By Gaby Jadotte
On Friday morning, Dec. 6, over 200 Colorado College and Palmer High School students gathered outside the Colorado Springs City Hall to demand government action on the global climate crisis. Beginning at 9 a.m., students walked out of classes with handmade signs painted with slogans ranging from “The wrong Amazon is burning” to “Denial is not a policy,” and chanting phrases like “show me what democracy looks like, this is what democracy looks like.”
The Colorado Springs climate strike was part of a larger movement that occurred across the United States that same day. Inspired by the Sept. 20 climate strikes, the largest day of action for climate justice in history, Sunrise Colorado College Hub and 350 Colorado Springs, two grassroots climate groups located in the Springs, worked with students from Palmer High School to organize the strike and include students from the Colorado Springs area. According to the Sunrise Movement website, the purpose of the nation-wide strikes was to continue the momentum started by the September strikes and demand that politicians do more than offer praise by establishing new, more effective climate change policies. Last Friday was chosen specifically because it was the day that world leaders were gathering in Madrid, Spain for the United Nations annual Climate Action Summit.

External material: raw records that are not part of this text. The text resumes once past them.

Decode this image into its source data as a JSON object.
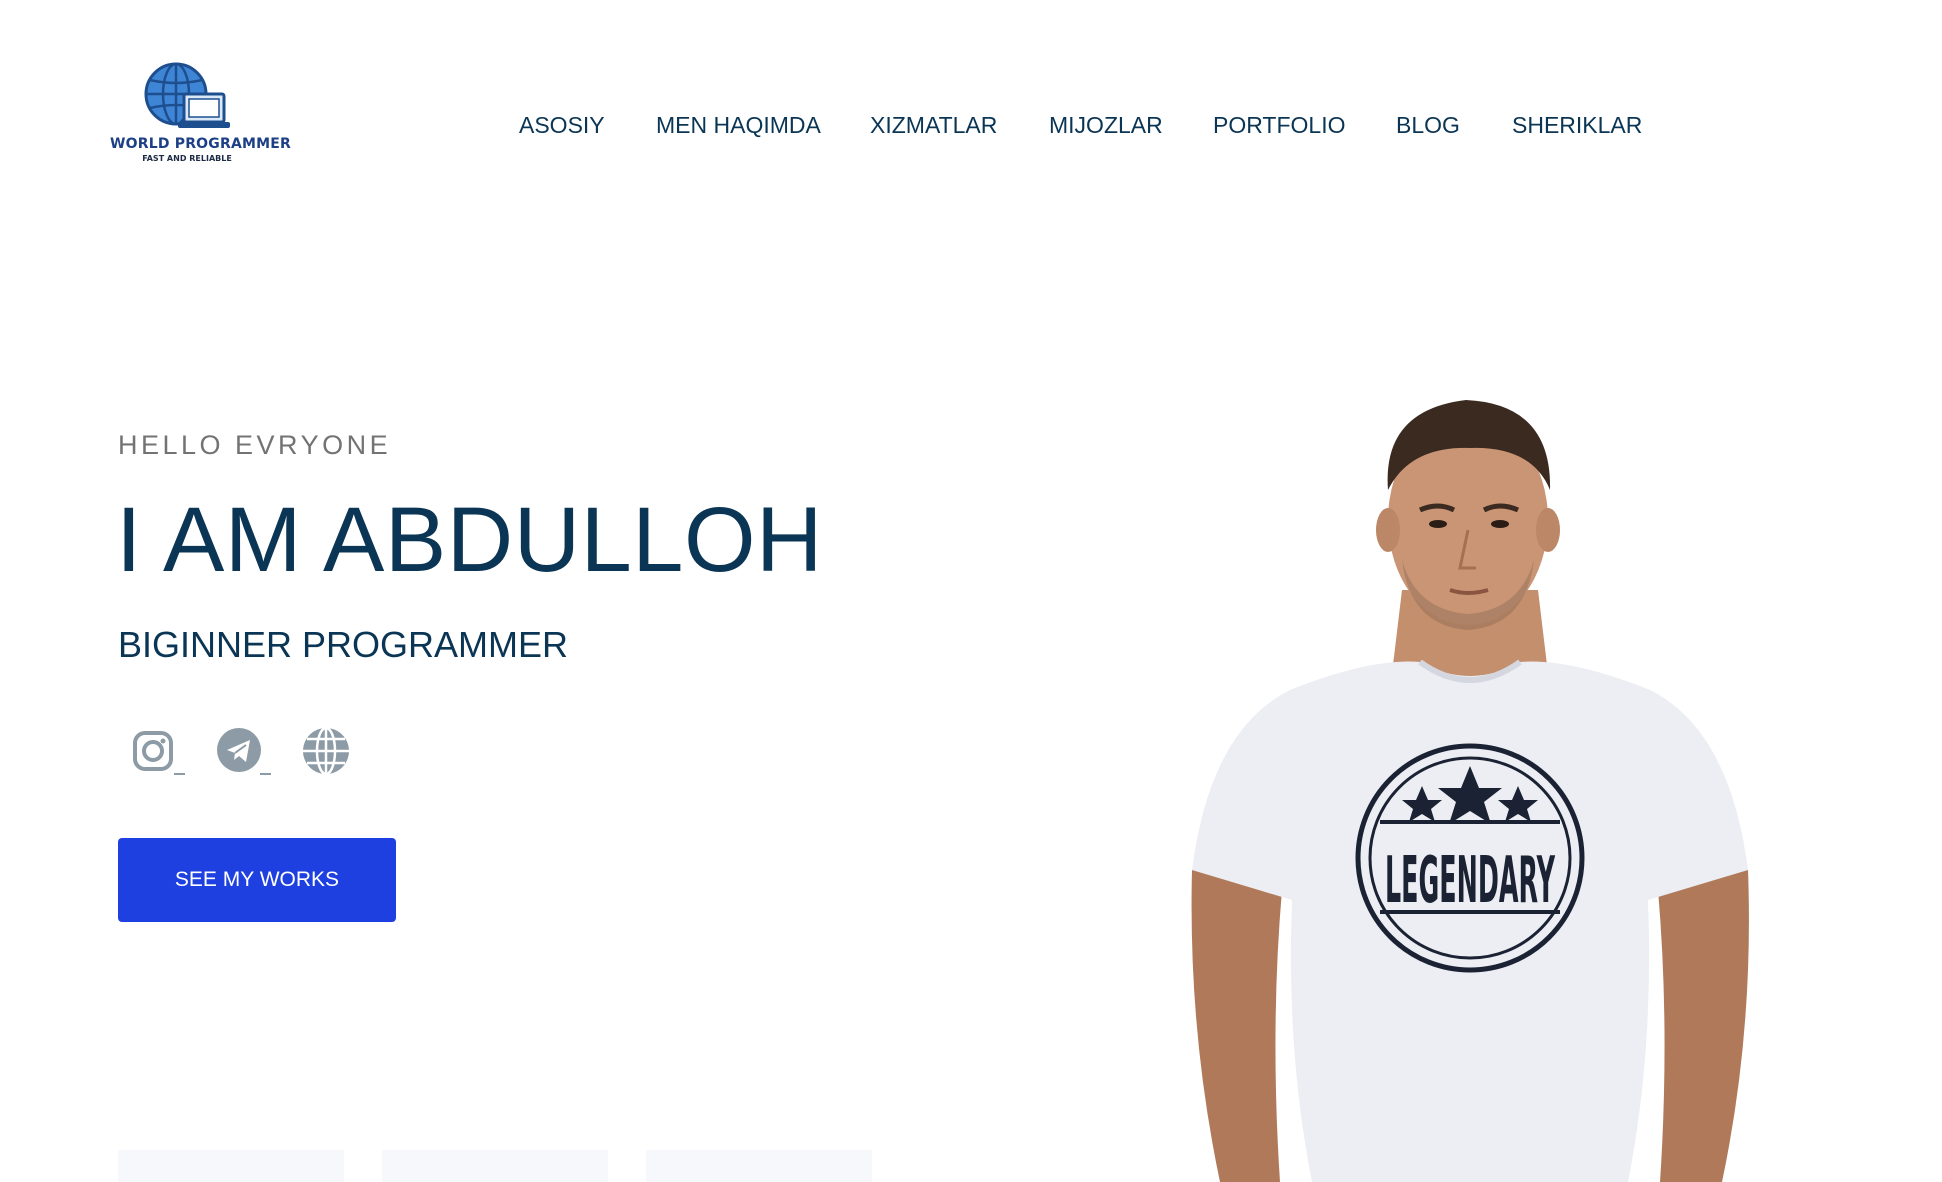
{
  "logo": {
    "title": "WORLD PROGRAMMER",
    "subtitle": "FAST AND RELIABLE"
  },
  "nav": {
    "items": [
      {
        "label": "ASOSIY"
      },
      {
        "label": "MEN HAQIMDA"
      },
      {
        "label": "XIZMATLAR"
      },
      {
        "label": "MIJOZLAR"
      },
      {
        "label": "PORTFOLIO"
      },
      {
        "label": "BLOG"
      },
      {
        "label": "SHERIKLAR"
      }
    ]
  },
  "hero": {
    "greeting": "HELLO EVRYONE",
    "name": "I AM ABDULLOH",
    "role": "BIGINNER PROGRAMMER",
    "socials": [
      {
        "icon": "instagram-icon"
      },
      {
        "icon": "telegram-icon"
      },
      {
        "icon": "globe-icon"
      }
    ],
    "cta_label": "SEE MY WORKS",
    "shirt_text": "LEGENDARY"
  },
  "colors": {
    "primary_text": "#0b3554",
    "accent_button": "#1f40e0",
    "muted_text": "#737373",
    "icon_gray": "#8c9ba5"
  }
}
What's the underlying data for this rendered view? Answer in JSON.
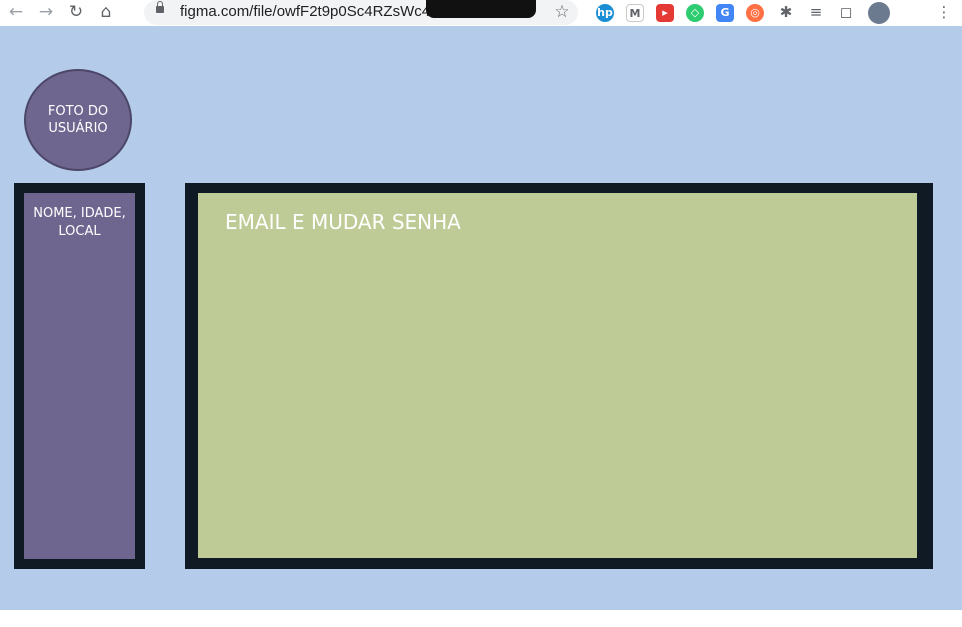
{
  "browser": {
    "url": "figma.com/file/owfF2t9p0Sc4RZsWc4"
  },
  "profile": {
    "photo_label": "FOTO DO USUÁRIO",
    "info_label": "NOME, IDADE, LOCAL"
  },
  "main": {
    "label": "EMAIL E MUDAR SENHA"
  },
  "colors": {
    "canvas": "#b4cbea",
    "frame": "#101a24",
    "profile": "#6f6690",
    "main_panel": "#bfcb96"
  }
}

Frustrations articulated on the steps of City Hall were wide-ranging. Some speakers supported the Green New Deal or advocated accelerated decommissioning of the Martin Drake coal power plant downtown. Others focused more on plastic pollution reduction, recycling, and composting. Some called for climate action that acknowledges, accounts for, and counteracts the heightened effects of climate violence on marginalized and geographically vulnerable groups of people.
Despite these differing priorities, the crowd was united in opposition to Andres Pico, a City Council member from Colorado Springs’ District 6. After Palmer High School student Alex Fix invited him to join the strike, Pico’s email in response referred to climate science as “debunked one-sided propaganda.”

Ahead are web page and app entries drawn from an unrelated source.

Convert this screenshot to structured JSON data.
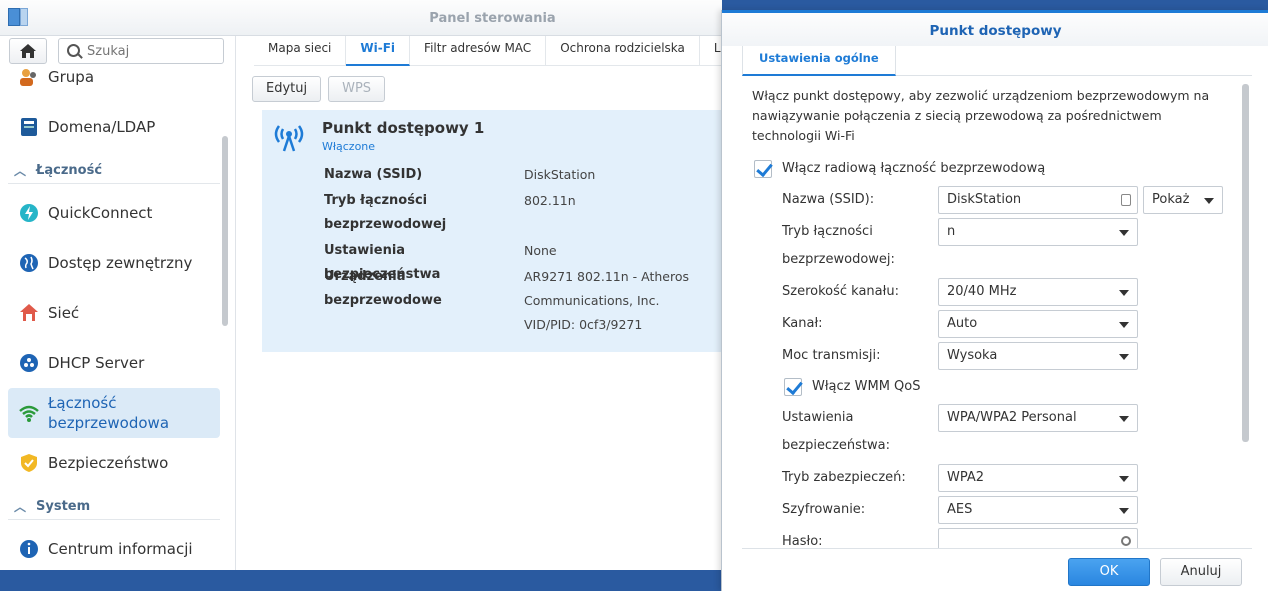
{
  "window": {
    "title": "Panel sterowania"
  },
  "search": {
    "placeholder": "Szukaj"
  },
  "sidebar": {
    "items": [
      {
        "label": "Grupa"
      },
      {
        "label": "Domena/LDAP"
      },
      {
        "label": "Łączność"
      },
      {
        "label": "QuickConnect"
      },
      {
        "label": "Dostęp zewnętrzny"
      },
      {
        "label": "Sieć"
      },
      {
        "label": "DHCP Server"
      },
      {
        "label": "Łączność bezprzewodowa"
      },
      {
        "label": "Bezpieczeństwo"
      },
      {
        "label": "System"
      },
      {
        "label": "Centrum informacji"
      }
    ]
  },
  "tabs": [
    {
      "label": "Mapa sieci"
    },
    {
      "label": "Wi-Fi"
    },
    {
      "label": "Filtr adresów MAC"
    },
    {
      "label": "Ochrona rodzicielska"
    },
    {
      "label": "Li"
    }
  ],
  "toolbar": {
    "edit_label": "Edytuj",
    "wps_label": "WPS"
  },
  "access_point": {
    "title": "Punkt dostępowy 1",
    "status": "Włączone",
    "rows": [
      {
        "key": "Nazwa (SSID)",
        "value": "DiskStation"
      },
      {
        "key": "Tryb łączności bezprzewodowej",
        "value": "802.11n"
      },
      {
        "key": "Ustawienia bezpieczeństwa",
        "value": "None"
      },
      {
        "key": "Urządzenia bezprzewodowe",
        "value": "AR9271 802.11n - Atheros Communications, Inc."
      },
      {
        "key": "",
        "value": "VID/PID: 0cf3/9271"
      }
    ]
  },
  "dialog": {
    "title": "Punkt dostępowy",
    "tab": "Ustawienia ogólne",
    "description": "Włącz punkt dostępowy, aby zezwolić urządzeniom bezprzewodowym na nawiązywanie połączenia z siecią przewodową za pośrednictwem technologii Wi-Fi",
    "enable_radio_label": "Włącz radiową łączność bezprzewodową",
    "fields": {
      "ssid_label": "Nazwa (SSID):",
      "ssid_value": "DiskStation",
      "show_label": "Pokaż",
      "mode_label": "Tryb łączności bezprzewodowej:",
      "mode_value": "n",
      "width_label": "Szerokość kanału:",
      "width_value": "20/40 MHz",
      "channel_label": "Kanał:",
      "channel_value": "Auto",
      "power_label": "Moc transmisji:",
      "power_value": "Wysoka",
      "wmm_label": "Włącz WMM QoS",
      "security_label": "Ustawienia bezpieczeństwa:",
      "security_value": "WPA/WPA2 Personal",
      "sec_mode_label": "Tryb zabezpieczeń:",
      "sec_mode_value": "WPA2",
      "encryption_label": "Szyfrowanie:",
      "encryption_value": "AES",
      "password_label": "Hasło:"
    },
    "ok_label": "OK",
    "cancel_label": "Anuluj"
  },
  "colors": {
    "accent": "#1e7bd6",
    "active_bg": "#dbeaf7",
    "panel_bg": "#e3f0fb"
  }
}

A large portion of the strike’s protesters were CC students, but some of the participants were struck by the amount of high school students who left school to march.
“It was really empowering to see so many high schoolers leading the strike and speaking out on climate change,” Brooke Miller ’22 said. “The speakers were extremely impactful, especially Taylor Saulsbury, a sophomore from Palmer High.”
Speakers from Colorado College included Pardes Lyons-Warren ’22, Rosalee Bayer ’22, and Charlotte Schwebel ’21.
Though some of the participants thought the march was a success with a great turnout, others worried that it wasn’t as effective as it could have been.
Adriana Baumann ’22 and Rory Eastland-Fruit ’22 said they “wished more professors cancelled class on Friday because the block plan makes it hard to miss class, especially during the second week of the block.”
Georgia Grellier ’20 worried that even though the march created a lot of buzz on campus and within the community, the strike was symbolic more than anything.
The Sunrise Colorado College Hub is continuing to organize. On Wednesday, Dec. 11, the group held an open follow-up meeting in Sacred Grounds to involve newly interested students and to discuss strategy for the upcoming year. The future of climate action in Colorado Springs remains to be seen, but dedication to the work persists.